LAB HOURS: SAT - THU : 9:00 AM to 9:00 PM
FRIDAY : Closed
Lecture - Personalized Hepatology 2012: Therapy of Chronic Hepatitis B and C
FML seminar, December 15, 2012: New Developments in Gastroenterology with Focus on Hepatitis
Personalized Hepatology 2012: Therapy of Chronic Hepatitis B and C
Prof. Dr. Dr. h. c. mult. Hubert E. Blum
University Hospital Freiburg, Germany
The options and modalities of the antiviral treatment of chronic hepatitis B and C have greatly improved during the last few years. This is mainly due to the availability of novel antiviral drugs on the one hand and on the other hand to the increasing identification of viral as well as host factors that allow to individually predict the antiviral response (‚personalized hepatology’).
Chronic hepatitis B. Standard therapy of chronic hepatitis B is based on the monotherapy with pegylated interferon-a (PEG-IFNa2a) or a nucleos(t)ide analogue. The treatment with PEG-IFNa2a has a defined duration of 6-12 months, results in a sustained virological response (SVR) of only about 25% in Caucasian patients and is associated with significant side effects. By comparison, treatment with nucleos(t)ide analogues has only minor side effects but is of undefined duration, generally several years, and carries the the risk of developing drug resistance.
Given the high cost and potential side effects, major efforts were targeted towards the identification of viral factors predicting the individual response to antiviral therapy. Indeed, it is possible to predict the response to PEG-IFNa2a by comparing the level of hepatitis B surface antigen (HBsAg) at week 0 and week 24 of treatment: a drop of the HBsAg level of > 1 log predicts a 92 % chance of a SVR (positive predictive value). By comparison, a drop of < 1 log predicts treatment failure in 97 % (negative predictive value). Further, there are also predictors of the response to treatment with nucleos(t)ide analogues.
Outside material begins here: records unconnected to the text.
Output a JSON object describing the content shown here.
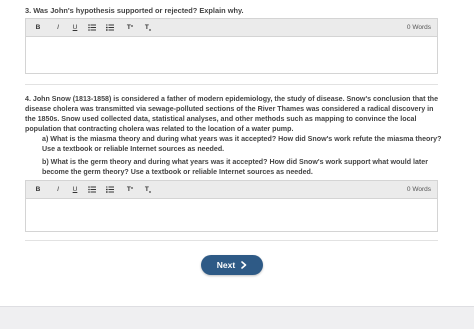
{
  "q3": {
    "title": "3. Was John's hypothesis supported or rejected? Explain why.",
    "toolbar": {
      "bold": "B",
      "italic": "I",
      "underline": "U",
      "superscript": "T",
      "subscript": "T",
      "word_count": "0 Words"
    }
  },
  "q4": {
    "intro": "4. John Snow (1813-1858) is considered a father of modern epidemiology, the study of disease. Snow's conclusion that the disease cholera was transmitted via sewage-polluted sections of the River Thames was considered a radical discovery in the 1850s. Snow used collected data, statistical analyses, and other methods such as mapping to convince the local population that contracting cholera was related to the location of a water pump.",
    "part_a": "a) What is the miasma theory and during what years was it accepted? How did Snow's work refute the miasma theory? Use a textbook or reliable Internet sources as needed.",
    "part_b": "b) What is the germ theory and during what years was it accepted? How did Snow's work support what would later become the germ theory? Use a textbook or reliable Internet sources as needed.",
    "toolbar": {
      "bold": "B",
      "italic": "I",
      "underline": "U",
      "superscript": "T",
      "subscript": "T",
      "word_count": "0 Words"
    }
  },
  "nav": {
    "next_label": "Next"
  }
}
A 5-year follow-up study of patients treated with lamivudine identified a level < 10'000 copies of HBV DNA / ml serum at week 4 of treatment as a predictor of response.
While these results require confirmation and extension to other antiviral agents, they clearly indicate that personalized therapy of chronic hepatitis B will become reality.
Chronic hepatitis C. Since the late 1980s standard therapy of chronic hepatitis C has greatly improved and is now based on the combination of a pegylated interferon-a (PEG-IFNa) and ribavirin. During recent years 2 major developments have entered clinical practice: predictors of response to antiviral therapy and the availability of new HCV-specific direct antiviral agents (DAAs).
The individual response to antiviral treatment can be predicted by 2 viral (HCV genotype and dynamics of HCV RNA loss) and 3 host factors (interleukin 28B genotype and the serum levelof interferon inducible protein-10 and the vitamin D3, resp.). These factors allow to individually predict the SVR and to individualize the duration of treatment, e.g., shortening or prolonging treatment duration as well as stopping treatment prematurely.
Given the fact that patients infected with HCV genotype 1a or 1b have a SVR to the standard antiviral combination therapy of 40-50 % only, major efforts were directed towards the development of novel DAAs, incl. inhibitors of HCV protease, polymerase and helicase. Recently, the 2 HCV protease inhibitors boceprevir and telaprevir have been licensed for the treatment of both therapy-naive as well as relapse or non-responder patients with hepatitis C genotype 1 infection, in combination with PEG-IFNa and ribavirin. In clinical studies, the triple therapy with telaprevir resulted in therapy-naive patients in a SVR of 75 % vs. 44 % (PEG-IFNa and ribavirin only), in relapse patients of 85 % vs. 24 % and in non-responders of 31 % vs. 5 %. Similar studies with boceprevir showed a SVR in therapy-naive patients of 63 % vs. 38 % and in relapse patients of 72 % vs. 29 %.
In summary, the therapy of chronic hepatitis B and C have greatly improved during recent years, in part due to novel antiviral agents, in part by an increasingly individualized treatment strategy based on viral and/ or host factors (‚personalized hepatology’). Further improvements are to be expected in the near future, e.g., an interferon-free treatment for patients with chronic hepatitis C. Despite these therapeutic advances, the implementation of the available measures to prevent viral hepatitis still have a very high priority.